We’ll even let you take the credit for being so smart!
A big red meat, like a sizzling slab of steak, needs a big red to accompany it. Medium to full bodied style reds like Shiraz and Cabernet Sauvignon are the obvious choices. Here’s a little tip, try washing one down with a big Malbec from Argentina or Tempranillo from Spain!
Mary had a little lamb. Then she roasted it for Sunday dinner and served it with a bloody good bottle of New Zealand Pinot Noir! Good girl. Remember, medium to full bodied styles of Merlot and Syrah are good matches too.
Pork chops for dinner? Try a rich Pinot Gris or full bodied Chardonnay.
If it’s barbecued pork try a juicy style Pinot Noir, Merlot or full bodied Rosé.
If you’ve just served braised pork belly (wow, look at you Master Chef!) try a peppery Aussie Shiraz.
Glass in one hand, drum stick in the other? Chardonnay’s the classic match here.
Creamy sauce? Get a bottle of rich, oaky Chardonnay to the table.
Grilled chicken in a light or herb sauce? Try a lightly oaked Chardy.
Chook’s drizzled in a tomato based sauce? A Merlot can work well.
As a rule of thumb Chardonnay and Pinot Gris are the wines to go for if you’re having fish. But if you’re feeling adventurous try a Viognier. Crispy, zingy Marlborough Sauvignon Blanc cuts through greasy fish ‘n’ chips just nicely!
Oysters and Sauvignon Blanc. Chardonnay and scallops.
Dry Riesling and pan fried snapper. Crayfish and Champagne.
There’s no other way!
Barbecued meats need a red wine with a bit more oomph! A big, full bodied Shiraz, Cabernet Sauvignon, Zinfandel or Malbec are the go to styles. But if it’s seafood you’re sizzling try a good Marlborough SauvyB or Chardonnay for your prawns.
We all love feeding the ducks at the park. But when they’re on our plates at the dinner table we need a bottle of red to go with it. Good NZ Pinot Noir would be our first choice, but there ain’t nothing wrong with Merlot or a mid-weight Shiraz to go with our two-legged friend.

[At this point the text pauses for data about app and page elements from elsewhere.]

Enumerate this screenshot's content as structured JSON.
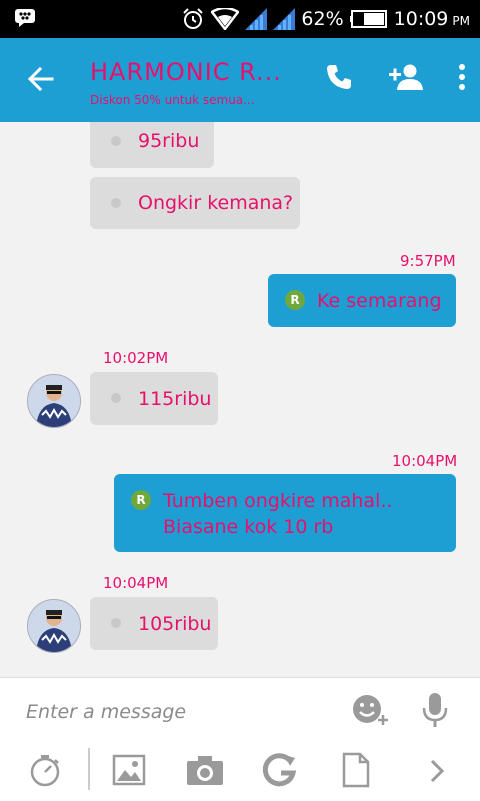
{
  "status": {
    "battery": "62%",
    "time": "10:09",
    "ampm": "PM"
  },
  "header": {
    "title": "HARMONIC R...",
    "subtitle": "Diskon 50% untuk semua..."
  },
  "messages": [
    {
      "text": "95ribu"
    },
    {
      "text": "Ongkir kemana?"
    },
    {
      "time": "9:57PM",
      "text": "Ke semarang",
      "badge": "R"
    },
    {
      "time": "10:02PM",
      "text": "115ribu"
    },
    {
      "time": "10:04PM",
      "line1": "Tumben ongkire mahal..",
      "line2": "Biasane kok 10 rb",
      "badge": "R"
    },
    {
      "time": "10:04PM",
      "text": "105ribu"
    }
  ],
  "composer": {
    "placeholder": "Enter a message"
  }
}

Wow, is it getting hot in here? Spicy Asian foods like Indian, Thai, Chinese or even a spicy Mexican are best matched with the aromatic whites like a medium style Pinot Gris, Gewurztraminer or Riesling.

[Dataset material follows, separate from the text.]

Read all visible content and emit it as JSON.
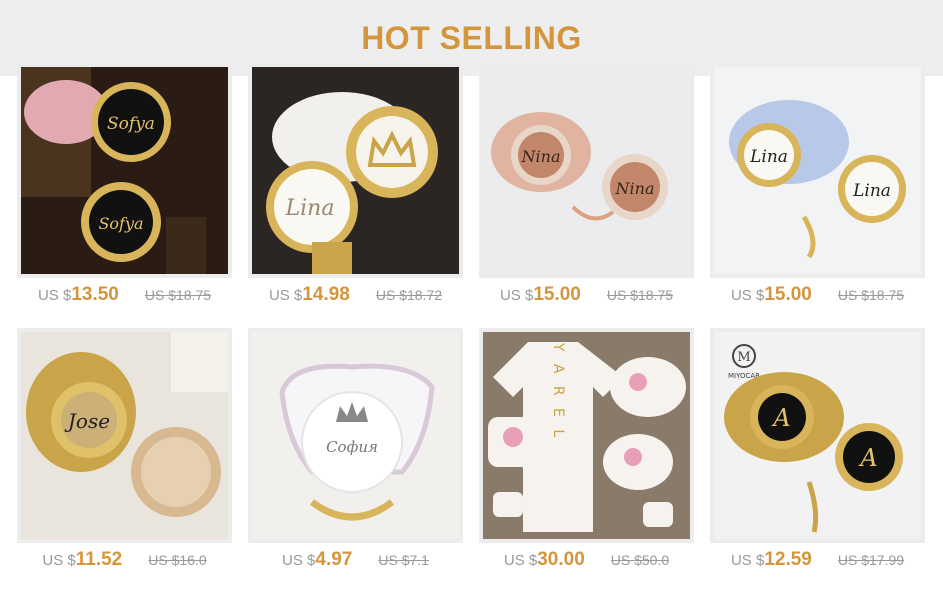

Or if you prefer a red the lighter, juicer styles of Pinot Noir or Grenache (aka Garnacha) work well.
Italy’s the home of pizza so if you want to keep it real a cheeky bottle of classic Italian Chianti or Montepulciano is the way to go. But think about your toppings man! The more flavoursome the topping, the more flavoursome the wine. A spicy, meaty pizza needs a Shiraz or Tempranillo, a smoked chicken pizza needs a Chardonnay or Pinot Gris. Ordering a Hawaiian? Stick to your Pina Colada!
Venison and a big glass of damn good NZ Pinot Noir is our first choice here.
But top notch Syrah, Grenache and Zinfandel work well here too.
We’re an office of carnivores. But we’ve been told Pinot Noir with mushrooms. Merlot, Syrah and Cabernet with your roast veggies and olives. Chardonnay with potatoes. SauvyB with pesto, lemon or feta. Light Pinot Gris or Riesling with your salads.
Cheese and wine. Follow our steps, you’ll do it like a pro. Mature, hard cheeses need a red. Try a Cabernet or Merlot for cheddars, a good bottle of Port for blue cheeses. The Swiss stuff needs a slightly lighter red like a Pinot Noir. If it’s creamy stuff on your cheese board like Camembert or Brie then a dry style Riesling or even a good old Kiwi Sauvignon Blanc. 1-2-3, say cheeeese!